  1. There is a new category of nomination. It is NOT a nomination for the poll. It is an UNDERSUNG HERO nomination. Basically it is for books you think are great, tragically overlooked, but maybe not necessarily the besty bestest best. I will be listing these books along with the poll results. However, if you nominate a book for our poll it will not be considered for the undersung hero list and if you shout out something for an undersung hero, it will not be counted as a nomination for the poll. (Someone else can nominate it.) Think about if you want to give a book few seem to know about a shout out or if you're tossing your fave into The Hunger Games.

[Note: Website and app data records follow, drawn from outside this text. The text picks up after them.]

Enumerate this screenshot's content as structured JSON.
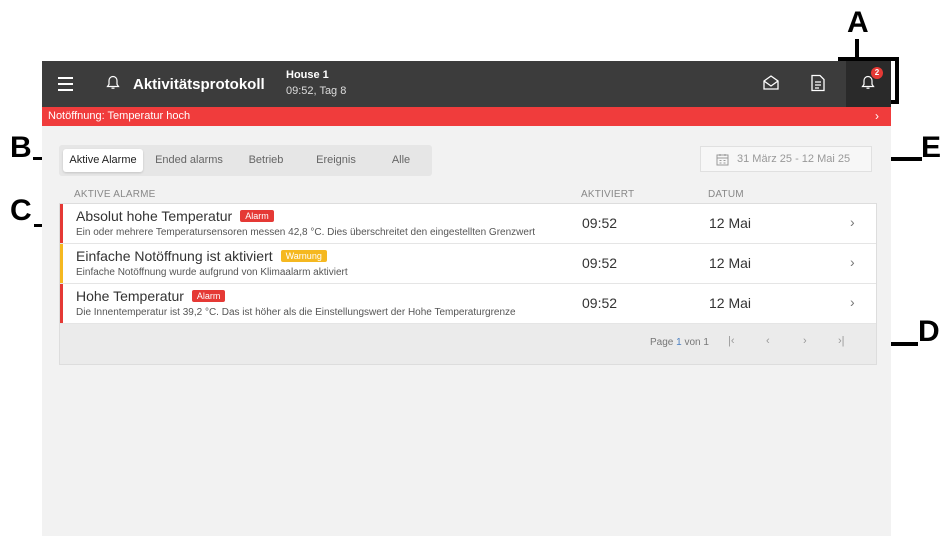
{
  "callouts": {
    "a": "A",
    "b": "B",
    "c": "C",
    "d": "D",
    "e": "E"
  },
  "header": {
    "title": "Aktivitätsprotokoll",
    "house_name": "House 1",
    "house_time": "09:52, Tag 8",
    "alarm_badge_count": "2"
  },
  "banner": {
    "text": "Notöffnung: Temperatur hoch",
    "chevron": "›"
  },
  "tabs": [
    {
      "label": "Aktive Alarme",
      "active": true
    },
    {
      "label": "Ended alarms",
      "active": false
    },
    {
      "label": "Betrieb",
      "active": false
    },
    {
      "label": "Ereignis",
      "active": false
    },
    {
      "label": "Alle",
      "active": false
    }
  ],
  "date_range": {
    "label": "31 März 25 - 12 Mai 25",
    "icon": "calendar-icon"
  },
  "table": {
    "headers": {
      "name": "AKTIVE ALARME",
      "activated": "AKTIVIERT",
      "date": "DATUM"
    },
    "rows": [
      {
        "title": "Absolut hohe Temperatur",
        "tag": "Alarm",
        "description": "Ein oder mehrere Temperatursensoren messen 42,8 °C. Dies überschreitet den eingestellten Grenzwert",
        "activated": "09:52",
        "date": "12 Mai",
        "chevron": "›",
        "color": "#e53935"
      },
      {
        "title": "Einfache Notöffnung ist aktiviert",
        "tag": "Warnung",
        "description": "Einfache Notöffnung wurde aufgrund von Klimaalarm aktiviert",
        "activated": "09:52",
        "date": "12 Mai",
        "chevron": "›",
        "color": "#f5b820"
      },
      {
        "title": "Hohe Temperatur",
        "tag": "Alarm",
        "description": "Die Innentemperatur ist 39,2 °C. Das ist höher als die Einstellungswert der Hohe Temperaturgrenze",
        "activated": "09:52",
        "date": "12 Mai",
        "chevron": "›",
        "color": "#e53935"
      }
    ]
  },
  "pagination": {
    "prefix": "Page",
    "current": "1",
    "separator": "von",
    "total": "1",
    "first": "|‹",
    "prev": "‹",
    "next": "›",
    "last": "›|"
  },
  "colors": {
    "topbar": "#3c3c3c",
    "banner": "#f03c3c",
    "alarm_tag": "#e53935",
    "warning_tag": "#f5b820",
    "page_accent": "#4a7fc1"
  }
}
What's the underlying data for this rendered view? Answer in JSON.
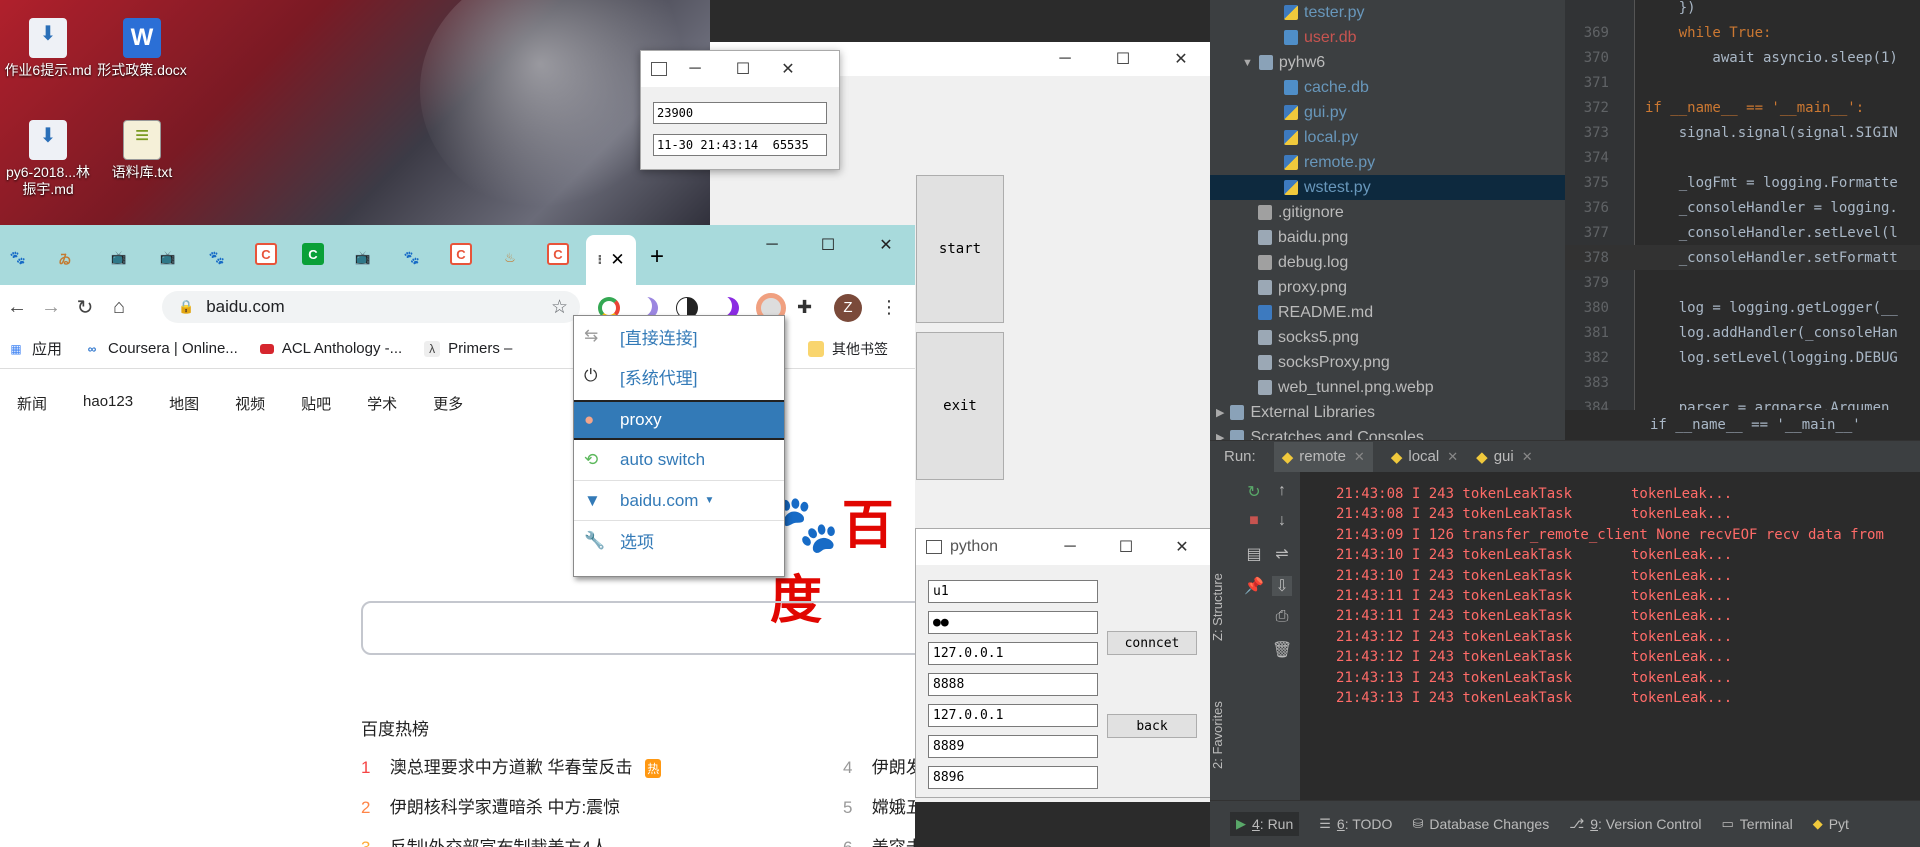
{
  "desktop": {
    "icons": [
      {
        "label": "作业6提示.md",
        "icon": "markdown-file-icon"
      },
      {
        "label": "形式政策.docx",
        "icon": "word-doc-icon"
      },
      {
        "label": "py6-2018...林振宇.md",
        "icon": "markdown-file-icon"
      },
      {
        "label": "语料库.txt",
        "icon": "text-file-icon"
      }
    ]
  },
  "tk_small": {
    "entry1": "23900",
    "entry2": "11-30 21:43:14  65535"
  },
  "blank_window": {
    "start_label": "start",
    "exit_label": "exit"
  },
  "chrome": {
    "tabs": [
      {
        "icon": "baidu-paw-icon"
      },
      {
        "icon": "ant-icon"
      },
      {
        "icon": "bilibili-icon"
      },
      {
        "icon": "bilibili-icon"
      },
      {
        "icon": "baidu-paw-icon"
      },
      {
        "icon": "csdn-c-icon"
      },
      {
        "icon": "green-c-icon"
      },
      {
        "icon": "bilibili-icon"
      },
      {
        "icon": "baidu-paw-icon"
      },
      {
        "icon": "csdn-c-icon"
      },
      {
        "icon": "ant-icon"
      },
      {
        "icon": "csdn-c-icon"
      }
    ],
    "url": "baidu.com",
    "profile_initial": "Z",
    "bookmarks": [
      {
        "label": "应用"
      },
      {
        "label": "Coursera | Online..."
      },
      {
        "label": "ACL Anthology -..."
      },
      {
        "label": "Primers – "
      },
      {
        "label": "其他书签"
      }
    ],
    "baidu_nav": [
      "新闻",
      "hao123",
      "地图",
      "视频",
      "贴吧",
      "学术",
      "更多"
    ],
    "baidu_logo": "百度",
    "hot_title": "百度热榜",
    "hot_items": [
      {
        "rank": "1",
        "text": "澳总理要求中方道歉 华春莹反击",
        "badge": "热"
      },
      {
        "rank": "2",
        "text": "伊朗核科学家遭暗杀 中方:震惊"
      },
      {
        "rank": "3",
        "text": "反制!外交部宣布制裁美方4人"
      },
      {
        "rank": "4",
        "text": "伊朗发"
      },
      {
        "rank": "5",
        "text": "嫦娥五"
      },
      {
        "rank": "6",
        "text": "美突击"
      }
    ]
  },
  "proxy_menu": {
    "items": [
      {
        "label": "[直接连接]"
      },
      {
        "label": "[系统代理]"
      },
      {
        "label": "proxy"
      },
      {
        "label": "auto switch"
      },
      {
        "label": "baidu.com"
      },
      {
        "label": "选项"
      }
    ]
  },
  "python_window": {
    "title": "python",
    "user": "u1",
    "password": "●●",
    "local_host": "127.0.0.1",
    "local_port": "8888",
    "remote_host": "127.0.0.1",
    "remote_port": "8889",
    "extra_port": "8896",
    "connect_label": "conncet",
    "back_label": "back"
  },
  "ide": {
    "tree": [
      {
        "label": "tester.py",
        "type": "py",
        "indent": 2,
        "color": "blue"
      },
      {
        "label": "user.db",
        "type": "db",
        "indent": 2,
        "color": "red"
      },
      {
        "label": "pyhw6",
        "type": "folder",
        "indent": 1,
        "color": "normal",
        "arrow": "▼"
      },
      {
        "label": "cache.db",
        "type": "db",
        "indent": 2,
        "color": "blue"
      },
      {
        "label": "gui.py",
        "type": "py",
        "indent": 2,
        "color": "blue"
      },
      {
        "label": "local.py",
        "type": "py",
        "indent": 2,
        "color": "blue"
      },
      {
        "label": "remote.py",
        "type": "py",
        "indent": 2,
        "color": "blue"
      },
      {
        "label": "wstest.py",
        "type": "py",
        "indent": 2,
        "color": "blue",
        "selected": true
      },
      {
        "label": ".gitignore",
        "type": "file",
        "indent": 1,
        "color": "normal"
      },
      {
        "label": "baidu.png",
        "type": "img",
        "indent": 1,
        "color": "normal"
      },
      {
        "label": "debug.log",
        "type": "file",
        "indent": 1,
        "color": "normal"
      },
      {
        "label": "proxy.png",
        "type": "img",
        "indent": 1,
        "color": "normal"
      },
      {
        "label": "README.md",
        "type": "md",
        "indent": 1,
        "color": "normal"
      },
      {
        "label": "socks5.png",
        "type": "img",
        "indent": 1,
        "color": "normal"
      },
      {
        "label": "socksProxy.png",
        "type": "img",
        "indent": 1,
        "color": "normal"
      },
      {
        "label": "web_tunnel.png.webp",
        "type": "img",
        "indent": 1,
        "color": "normal"
      },
      {
        "label": "External Libraries",
        "type": "lib",
        "indent": 0,
        "color": "normal",
        "arrow": "▶"
      },
      {
        "label": "Scratches and Consoles",
        "type": "lib",
        "indent": 0,
        "color": "normal",
        "arrow": "▶"
      }
    ],
    "code": [
      {
        "ln": "",
        "text": "    })"
      },
      {
        "ln": "369",
        "text": "    while True:"
      },
      {
        "ln": "370",
        "text": "        await asyncio.sleep(1)"
      },
      {
        "ln": "371",
        "text": ""
      },
      {
        "ln": "372",
        "text": "if __name__ == '__main__':"
      },
      {
        "ln": "373",
        "text": "    signal.signal(signal.SIGIN"
      },
      {
        "ln": "374",
        "text": ""
      },
      {
        "ln": "375",
        "text": "    _logFmt = logging.Formatte"
      },
      {
        "ln": "376",
        "text": "    _consoleHandler = logging."
      },
      {
        "ln": "377",
        "text": "    _consoleHandler.setLevel(l"
      },
      {
        "ln": "378",
        "text": "    _consoleHandler.setFormatt"
      },
      {
        "ln": "379",
        "text": ""
      },
      {
        "ln": "380",
        "text": "    log = logging.getLogger(__"
      },
      {
        "ln": "381",
        "text": "    log.addHandler(_consoleHan"
      },
      {
        "ln": "382",
        "text": "    log.setLevel(logging.DEBUG"
      },
      {
        "ln": "383",
        "text": ""
      },
      {
        "ln": "384",
        "text": "    parser = argparse.Argumen"
      }
    ],
    "breadcrumb": "if __name__ == '__main__'",
    "run_label": "Run:",
    "run_tabs": [
      {
        "label": "remote"
      },
      {
        "label": "local"
      },
      {
        "label": "gui"
      }
    ],
    "side_labels": {
      "structure": "Z: Structure",
      "favorites": "2: Favorites"
    },
    "console": [
      "21:43:08 I 243 tokenLeakTask       tokenLeak...",
      "21:43:08 I 243 tokenLeakTask       tokenLeak...",
      "21:43:09 I 126 transfer_remote_client None recvEOF recv data from",
      "21:43:10 I 243 tokenLeakTask       tokenLeak...",
      "21:43:10 I 243 tokenLeakTask       tokenLeak...",
      "21:43:11 I 243 tokenLeakTask       tokenLeak...",
      "21:43:11 I 243 tokenLeakTask       tokenLeak...",
      "21:43:12 I 243 tokenLeakTask       tokenLeak...",
      "21:43:12 I 243 tokenLeakTask       tokenLeak...",
      "21:43:13 I 243 tokenLeakTask       tokenLeak...",
      "21:43:13 I 243 tokenLeakTask       tokenLeak..."
    ],
    "bottom_tabs": [
      {
        "num": "4",
        "label": ": Run"
      },
      {
        "num": "6",
        "label": ": TODO"
      },
      {
        "num": "",
        "label": "Database Changes"
      },
      {
        "num": "9",
        "label": ": Version Control"
      },
      {
        "num": "",
        "label": "Terminal"
      },
      {
        "num": "",
        "label": "Pyt"
      }
    ]
  }
}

  2. As always, I leave the niggling over the definition of genres to your best judgement because I'd rather be inclusive. If you want to nominate Flowers for Algernon, I'm not going to argue that it's probably better classed as sci-fi, but YOU have to convince others if you're going to get on the poll--nevermind win.
  3. Your book must be copyrighted 1975 or earlier. If it is a series, the ENTIRE SERIES must have been written before 1975.  Of course you can nominate the earliest novel in a series if you are trying to work around the rules, but not the series itself unless it's entirely published before '75. No small number of shout outs to Discworld have included only the books from the appropriate time frame. Why should we stop now? There will be other polls for newer books.
  4. You get to mention two (2) books (or series). That's it. Two. You can do ONE nomination for the poll and ONE UNDERSUNG HERO.  Or you can do TWO nominations. Or you can do TWO undersung heroes. But two is the total. If you nominate three or more I will NOT take any nominations beyond the second that you suggest. I'm sorry that I'm a stickler on this, but I compile these polls myself and it's a pain when people drop a megalodon list every decent book they can remember of in the genre. It is up to you how to divy your TWO choices. TWO.
  5. Did I mention two?
  6. You may (and absolutely should) second AS MANY nominations of others as you wish. THEY WILL NOT GET ONTO THE POLL WITHOUT SECONDS. You can agree with or cheer on the undersung heroes, but they won't "transform" into nominations unless someone else nominates that same book as "best" (and then they get a second). Also stop back in and see if anyone has put up something you want to see go onto the poll. 
  7. Put your nominations HERE. I will take nominations only as comments and only on this post. (No comments on FB posts or G+ will be considered nominations.) If you can't comment for some reason because of Blogger, send me an email (chris.brecheen@gmail.com) stating exactly that and what your nomination is, and I will personally put your comment up. I am not likely to see a comment on social media even if it says you were unable to leave a comment here. 
  8. You are nominating WRITTEN genre fiction, not their movie portrayals. If you thought the Lord of the Rings movies were the shiznit, but thought the books were a little dry and slow, nominate something else.
  9. This is probably well known by vets of this blog by now, but there will be no more endless elimination rounds. I will take somewhere between 8-20 best performing titles and at MOST run a single semifinal round. By "performing" I mean the seconds. So second the titles you want even if they already have one. (Yes, I guess that would make them "thirds," "fourths," etc...) The competition on this poll might be fierce. You may have to get your friends involved. Buy them a pizza. Make it real.